In this episode, we started by talking about marketing and how the definition of marketing is actually quite fluid and sometimes confusing. The textbook definition of marketing is the process of communicating, delivering and exchanges goods and services that have value to a group of consumers. This is a bulky definition that may not have much real meaning to the average real estate agent, who generally understands marketing to be the process of generating leads. However, marketing in real estate does not stop with lead generation — marketing is a cycle that begins with lead generation continues onto conversion and leads to repeated contact with past clients.
Now, with a better understanding of marketing in the real estate industry, we moved onto how to make your market. While the MLS compiles all the listings in the area, you cannot consider this to be your market. You need to make your own market by promoting and marketing individual listings in both traditional and modern ways. We talked about the importance of holding open houses as well as promoting listings on websites and social networking sites.
We then discussed the fact that you can't just promote your listing and hope that you find the right buyer. You need to place your listing in a position which generates feedback, that you can then translate to your sellers. We know it's tricky to deal with sellers who have an emotional attachment to their home, but it's up to you to remind them of the reasons they want to make this move in the first place. You need to find that sweet spot in the middle, in which you can make your market while also delivering your sellers the results they crave.
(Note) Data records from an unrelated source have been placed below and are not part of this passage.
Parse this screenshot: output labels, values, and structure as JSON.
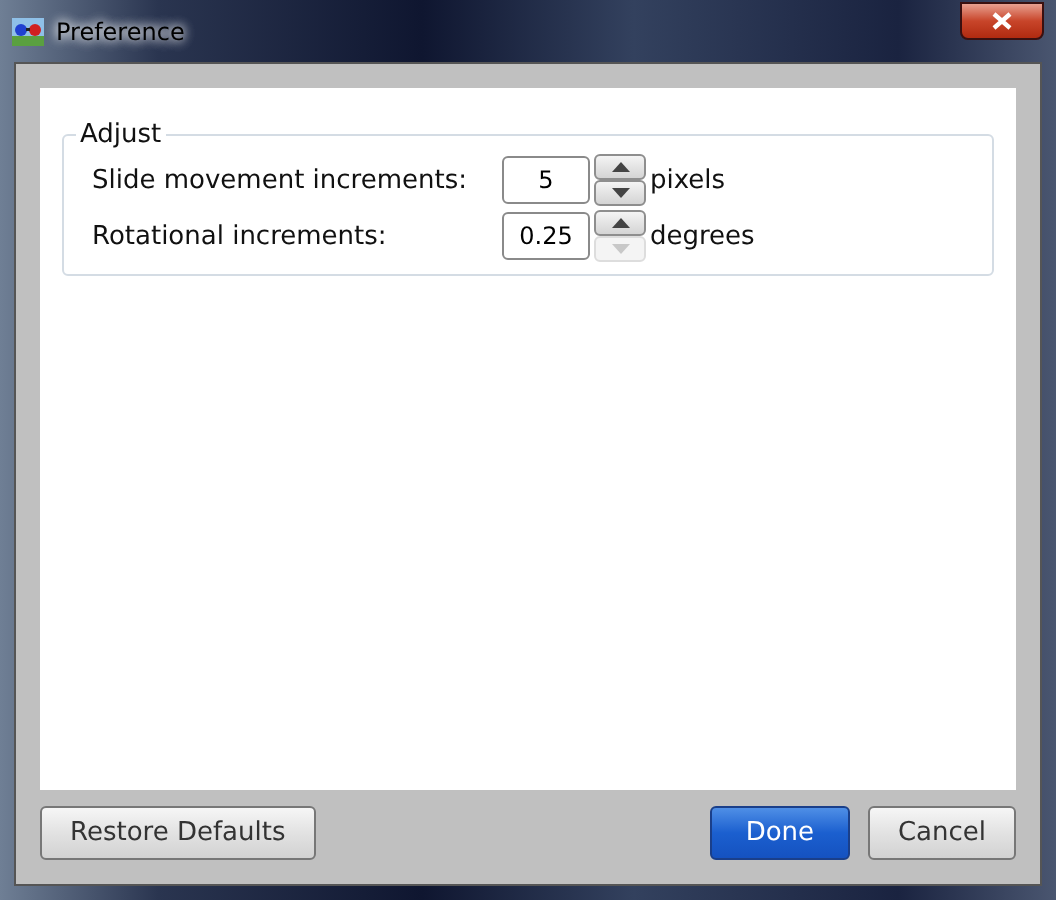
{
  "window": {
    "title": "Preference"
  },
  "group": {
    "title": "Adjust",
    "rows": [
      {
        "label": "Slide movement increments:",
        "value": "5",
        "unit": "pixels",
        "up_disabled": false,
        "down_disabled": false
      },
      {
        "label": "Rotational increments:",
        "value": "0.25",
        "unit": "degrees",
        "up_disabled": false,
        "down_disabled": true
      }
    ]
  },
  "left_buttons": [
    {
      "label": "Restore Defaults",
      "kind": "secondary"
    }
  ],
  "right_buttons": [
    {
      "label": "Done",
      "kind": "primary"
    },
    {
      "label": "Cancel",
      "kind": "secondary"
    }
  ]
}
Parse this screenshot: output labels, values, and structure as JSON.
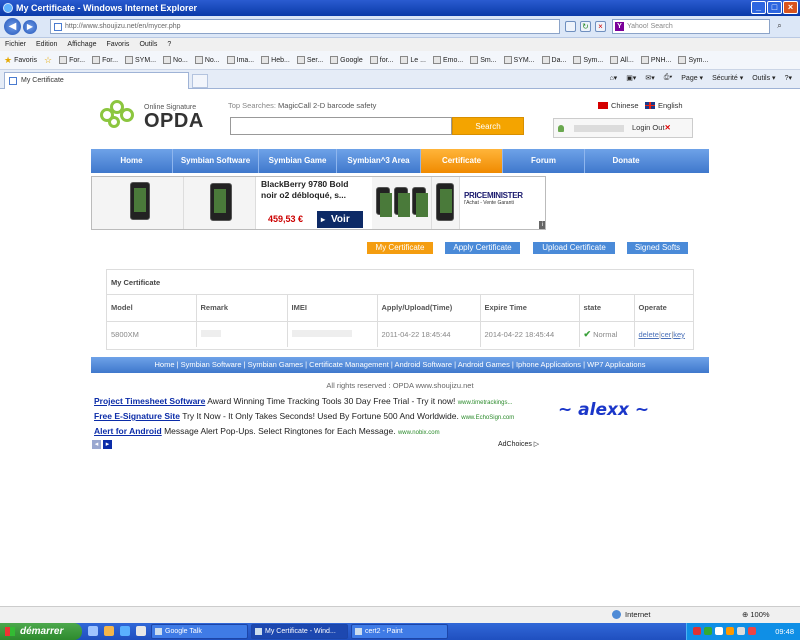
{
  "window": {
    "title": "My Certificate - Windows Internet Explorer",
    "url": "http://www.shoujizu.net/en/mycer.php",
    "search_placeholder": "Yahoo! Search",
    "tab_title": "My Certificate"
  },
  "menu": [
    "Fichier",
    "Edition",
    "Affichage",
    "Favoris",
    "Outils",
    "?"
  ],
  "favorites": {
    "label": "Favoris",
    "items": [
      "For...",
      "For...",
      "SYM...",
      "No...",
      "No...",
      "Ima...",
      "Heb...",
      "Ser...",
      "Google",
      "for...",
      "Le ...",
      "Emo...",
      "Sm...",
      "SYM...",
      "Da...",
      "Sym...",
      "All...",
      "PNH...",
      "Sym..."
    ]
  },
  "commandbar": [
    "Page ▾",
    "Sécurité ▾",
    "Outils ▾"
  ],
  "site": {
    "logo_tagline": "Online Signature",
    "logo_name": "OPDA",
    "top_searches_label": "Top Searches:",
    "top_searches": "MagicCall  2-D barcode  safety",
    "search_button": "Search",
    "lang_chinese": "Chinese",
    "lang_english": "English",
    "logout_label": "Login Out",
    "nav": [
      "Home",
      "Symbian Software",
      "Symbian Game",
      "Symbian^3 Area",
      "Certificate",
      "Forum",
      "Donate"
    ]
  },
  "ad_banner": {
    "title": "BlackBerry 9780 Bold noir o2 débloqué, s...",
    "price": "459,53 €",
    "cta": "Voir",
    "brand": "PRICEMINISTER",
    "brand_sub": "l'Achat - Vente Garanti"
  },
  "cert_buttons": [
    "My Certificate",
    "Apply Certificate",
    "Upload Certificate",
    "Signed Softs"
  ],
  "cert_panel": {
    "title": "My Certificate",
    "columns": [
      "Model",
      "Remark",
      "IMEI",
      "Apply/Upload(Time)",
      "Expire Time",
      "state",
      "Operate"
    ],
    "rows": [
      {
        "model": "5800XM",
        "apply_time": "2011-04-22 18:45:44",
        "expire_time": "2014-04-22 18:45:44",
        "state": "Normal",
        "operate": [
          "delete",
          "cer",
          "key"
        ]
      }
    ]
  },
  "footer_nav": "Home | Symbian Software | Symbian Games | Certificate Management | Android Software | Android Games | Iphone Applications | WP7 Applications",
  "copyright": "All rights reserved : OPDA www.shoujizu.net",
  "text_ads": [
    {
      "headline": "Project Timesheet Software",
      "body": "Award Winning Time Tracking Tools 30 Day Free Trial - Try it now!",
      "url": "www.timetrackings..."
    },
    {
      "headline": "Free E-Signature Site",
      "body": "Try It Now - It Only Takes Seconds! Used By Fortune 500 And Worldwide.",
      "url": "www.EchoSign.com"
    },
    {
      "headline": "Alert for Android",
      "body": "Message Alert Pop-Ups. Select Ringtones for Each Message.",
      "url": "www.nobix.com"
    }
  ],
  "adchoices": "AdChoices ▷",
  "handwritten": "~ alexx ~",
  "statusbar": {
    "zone": "Internet",
    "zoom": "100%"
  },
  "taskbar": {
    "start": "démarrer",
    "items": [
      "Google Talk",
      "My Certificate - Wind...",
      "cert2 - Paint"
    ],
    "clock": "09:48"
  },
  "colors": {
    "nav_blue": "#4f88d8",
    "active_orange": "#f49d10",
    "link_blue": "#0b2ca8"
  }
}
Last week, I was invited to speak at Miranda Real Estate Group in Albany, New York. The owner Willie Miranda is a great friend of mine. We met a long time ago when we were young and trying to become top producers in the marketplace. We even have the same mentor and he actually encouraged me to learn the systematic approach to this business.
One of the reasons why I want to share you his story is because he started from the bottom - literally. They are immigrants from Puerto Rico to New York in the Bronx area and came from nothing. I can still remember the story where they used to sleep on the floor. Another story that I remember was when he and his assistant were cleaning his office and there was a little heater that was about to be thrown away. He told his assistant not to throw it away because that heater was the one that kept him warm from the begging when he has nothing.
Another thing that connected us is we're both open-minded to how the real estate agency business works. Willie always looks at all the coaching materials available and he never traps himself into a belief system where that is the only way to success. That's why he never misses when it comes to recent trends in the business because he is always willing to embrace new ideas and try different things.
Another fascinating trait of Willie is his culture of sharing. During my talk at Albany, Willie not only invited his people but also even opened the door to other agents in the marketplace - even the competitors. Think about his willingness to give away his best resources in a true sharing and caring manner. This culture helped his business from the bottom to rise up now with 87 agents in various locations earning millions.
Willie did not stop his culture of sharing. In fact, he even took it further by writing a book called “How Not To Get Your Ass Kicked In The Real Estate Business”.
To summarize the key point: “Be Open Minded And Always Be Sharing Like Willie Miranda”
The first thing we did was to take an inventory and ask: "Last year, where did your business really come from?" It was an eye-opening experience because this particular group of top producers actually gets most of its business from influencer marketing to past clients versus the perception that much of it had come from Internet lead sources.
The next thing I asked the group was whether or not they liked the type of business that they had done in the past year. Most members really enjoyed the influencer marketing to past clients and their sphere of influence both on and offline. Although some were very good at converting Internet leads, most didn't enjoy the grind. When all was covered, we determined that Internet leads, although an important part of any top producer's book of business, should be re-weighted allowing for more low tech marketing efforts.
Perhaps the biggest surprise was how unclear most of the group was on how to articulate a clear message through their marketing. It's such a can of worms that I didn't tackle it in full here, however, I will suffice to say I'm hammering them all to start with the simple message that is founded on, "I have a plan for that."
The last thing we tackled was the reality of our marketing budget and how that calls for the discipline to not overspend on every great idea. The challenge for any entrepreneurial real estate agent is to control yourself when you begin to know what's possible because you get excited and want to try everything believing that you're missing out and behind in the race. My best advice is to take a step back and understand that your first step should be to focus on mastering the basics. Ultimately, the smartest real estate marketers stick to a plan that best serves smart growth and they don't worry about what other agents are doing.
To summarize the key point: “What Works Best In Reality Is The Best Place To Direct Your Marketing”